MANILA — President Rodrigo Duterte has asked for "a little more time" to approve a proposal to place the entire Philippines under the loosest of 4 quarantine levels and revive the country's ailing economy, an official said on Tuesday.
Duterte on Monday postponed the nationwide shift to modified general community quarantine, while the country has yet to start its coronavirus vaccination drive.
"The President is just asking for a little more time because again, ang step-by-step process para sa kaniya is vaccination rollout muna," said Cabinet Secretary Karlo Nograles.
(The step-by-step process for him is vaccination rollout should be first.)
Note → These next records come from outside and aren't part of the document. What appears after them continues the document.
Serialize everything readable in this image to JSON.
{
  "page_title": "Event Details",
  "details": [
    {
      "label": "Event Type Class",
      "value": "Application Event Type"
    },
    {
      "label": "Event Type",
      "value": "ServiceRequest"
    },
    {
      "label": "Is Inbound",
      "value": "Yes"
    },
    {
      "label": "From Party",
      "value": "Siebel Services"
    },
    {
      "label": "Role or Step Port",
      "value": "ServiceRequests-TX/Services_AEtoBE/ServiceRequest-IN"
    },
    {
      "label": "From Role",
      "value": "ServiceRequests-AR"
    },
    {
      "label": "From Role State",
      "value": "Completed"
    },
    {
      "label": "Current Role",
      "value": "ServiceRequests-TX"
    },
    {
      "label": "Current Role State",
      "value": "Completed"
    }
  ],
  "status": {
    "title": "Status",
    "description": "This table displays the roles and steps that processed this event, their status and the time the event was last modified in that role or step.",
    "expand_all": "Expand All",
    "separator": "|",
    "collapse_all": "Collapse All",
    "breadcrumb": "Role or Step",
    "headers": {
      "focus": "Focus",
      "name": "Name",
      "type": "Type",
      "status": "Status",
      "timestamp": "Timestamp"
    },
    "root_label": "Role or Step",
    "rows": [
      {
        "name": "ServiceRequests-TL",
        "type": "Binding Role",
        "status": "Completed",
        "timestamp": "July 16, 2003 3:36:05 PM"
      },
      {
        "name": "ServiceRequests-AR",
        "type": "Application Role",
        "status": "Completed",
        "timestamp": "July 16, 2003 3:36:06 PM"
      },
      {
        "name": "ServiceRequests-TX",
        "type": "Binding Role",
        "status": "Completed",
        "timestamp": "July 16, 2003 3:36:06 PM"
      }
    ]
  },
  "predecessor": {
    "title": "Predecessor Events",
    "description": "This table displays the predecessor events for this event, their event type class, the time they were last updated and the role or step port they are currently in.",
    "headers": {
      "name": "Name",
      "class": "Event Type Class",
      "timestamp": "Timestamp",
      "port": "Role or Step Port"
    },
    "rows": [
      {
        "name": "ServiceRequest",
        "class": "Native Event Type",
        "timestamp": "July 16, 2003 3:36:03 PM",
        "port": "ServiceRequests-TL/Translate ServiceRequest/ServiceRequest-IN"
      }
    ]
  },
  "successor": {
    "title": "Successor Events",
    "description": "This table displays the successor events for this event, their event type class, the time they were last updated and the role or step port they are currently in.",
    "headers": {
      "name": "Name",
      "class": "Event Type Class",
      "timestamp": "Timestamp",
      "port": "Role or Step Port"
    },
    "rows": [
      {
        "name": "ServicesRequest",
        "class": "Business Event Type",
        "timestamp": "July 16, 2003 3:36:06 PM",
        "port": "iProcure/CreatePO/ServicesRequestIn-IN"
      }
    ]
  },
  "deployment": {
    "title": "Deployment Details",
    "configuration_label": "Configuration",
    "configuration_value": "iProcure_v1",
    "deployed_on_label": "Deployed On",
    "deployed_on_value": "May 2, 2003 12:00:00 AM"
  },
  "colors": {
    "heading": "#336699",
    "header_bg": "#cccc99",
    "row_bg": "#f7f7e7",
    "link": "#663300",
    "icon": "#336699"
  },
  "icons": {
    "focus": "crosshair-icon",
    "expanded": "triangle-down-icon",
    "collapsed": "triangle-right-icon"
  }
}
"Let's wait and let's see. 'Pag good and successful rollout of the vaccination, makita lang na nagsimula iyong vaccination program na may mga nakakuha na ng bakuna... then he will make the decision about the MGCQ for the entire country,"
(If the rollout of the vaccination is good and successful, after he sees that there have been people vaccinated, then he will make the decision about the MGCQ for the entire country.)
The Philippines, among the fastest growing economies in Asia before the pandemic, saw its gross domestic product slump by a record 9.5% in 2020, as one of the world's longest and strictest COVID-19 lockdowns shuttered thousands of businesses and left millions out of work.
Metro Manila, an urban sprawl of 16 cities accounting for 40 percent of the country's economic output, has been under GCQ or the third strictest lockdown since August, limiting the operating capacity of businesses and public transport.
The COVID-19 task force will make recommendations for the President on which areas should remain under GCQ in March, said Nograles.
"Our economic managers and the different concerned departments and agencies will have to work around that framework in order for us to address iyong mga (the) needs," he added.
The Philippines has yet to get vaccine supplies for its inoculation target this year, which is around 70 million people or more than two-thirds of its 108 million population.
An initial batch of 600,000 doses of Sinovac Biotech vaccines donated by China could arrive in the last week of February or early March, Nograles said.
The Philippines Food and Drug Administration on Monday granted emergency use authorization for the Sinovac vaccine, CoronaVac.
With more than 563,000 cases and nearly 12,100 deaths, the Philippines has the second highest COVID-19 infections and casualties in Southeast Asia, next to Indonesia.
Video courtesy of PTV